Supplied records >>

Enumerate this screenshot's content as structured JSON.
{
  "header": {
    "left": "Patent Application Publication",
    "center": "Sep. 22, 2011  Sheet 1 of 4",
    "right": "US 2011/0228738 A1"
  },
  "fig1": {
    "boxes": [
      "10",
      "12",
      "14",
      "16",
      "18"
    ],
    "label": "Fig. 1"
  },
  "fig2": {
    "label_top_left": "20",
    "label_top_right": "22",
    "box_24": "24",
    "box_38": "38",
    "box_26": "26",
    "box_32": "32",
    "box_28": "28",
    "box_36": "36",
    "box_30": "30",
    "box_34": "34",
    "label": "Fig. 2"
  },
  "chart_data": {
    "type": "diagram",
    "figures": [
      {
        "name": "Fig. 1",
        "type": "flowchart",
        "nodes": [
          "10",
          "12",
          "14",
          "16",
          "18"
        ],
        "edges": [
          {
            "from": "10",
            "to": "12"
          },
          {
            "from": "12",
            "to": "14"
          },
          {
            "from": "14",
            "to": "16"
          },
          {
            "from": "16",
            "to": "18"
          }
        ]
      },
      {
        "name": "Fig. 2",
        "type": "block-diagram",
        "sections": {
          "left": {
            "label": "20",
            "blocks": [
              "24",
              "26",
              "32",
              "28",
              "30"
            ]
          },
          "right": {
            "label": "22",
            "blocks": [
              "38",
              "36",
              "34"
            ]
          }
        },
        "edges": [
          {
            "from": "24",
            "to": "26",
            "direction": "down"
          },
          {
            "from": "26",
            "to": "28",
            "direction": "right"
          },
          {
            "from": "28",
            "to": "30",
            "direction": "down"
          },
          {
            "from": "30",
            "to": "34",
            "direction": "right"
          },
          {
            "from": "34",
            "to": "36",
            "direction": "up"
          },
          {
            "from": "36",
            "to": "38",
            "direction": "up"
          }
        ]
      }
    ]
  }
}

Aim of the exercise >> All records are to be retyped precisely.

Result below >>
Enumerate this screenshot's content as structured JSON.
{
  "header": {
    "left": "Patent Application Publication",
    "center": "Sep. 22, 2011  Sheet 1 of 4",
    "right": "US 2011/0228738 A1"
  },
  "fig1": {
    "boxes": [
      "10",
      "12",
      "14",
      "16",
      "18"
    ],
    "label": "Fig. 1"
  },
  "fig2": {
    "label_top_left": "20",
    "label_top_right": "22",
    "box_24": "24",
    "box_38": "38",
    "box_26": "26",
    "box_32": "32",
    "box_28": "28",
    "box_36": "36",
    "box_30": "30",
    "box_34": "34",
    "label": "Fig. 2"
  },
  "chart_data": {
    "type": "diagram",
    "figures": [
      {
        "name": "Fig. 1",
        "type": "flowchart",
        "nodes": [
          "10",
          "12",
          "14",
          "16",
          "18"
        ],
        "edges": [
          {
            "from": "10",
            "to": "12"
          },
          {
            "from": "12",
            "to": "14"
          },
          {
            "from": "14",
            "to": "16"
          },
          {
            "from": "16",
            "to": "18"
          }
        ]
      },
      {
        "name": "Fig. 2",
        "type": "block-diagram",
        "sections": {
          "left": {
            "label": "20",
            "blocks": [
              "24",
              "26",
              "32",
              "28",
              "30"
            ]
          },
          "right": {
            "label": "22",
            "blocks": [
              "38",
              "36",
              "34"
            ]
          }
        },
        "edges": [
          {
            "from": "24",
            "to": "26",
            "direction": "down"
          },
          {
            "from": "26",
            "to": "28",
            "direction": "right"
          },
          {
            "from": "28",
            "to": "30",
            "direction": "down"
          },
          {
            "from": "30",
            "to": "34",
            "direction": "right"
          },
          {
            "from": "34",
            "to": "36",
            "direction": "up"
          },
          {
            "from": "36",
            "to": "38",
            "direction": "up"
          }
        ]
      }
    ]
  }
}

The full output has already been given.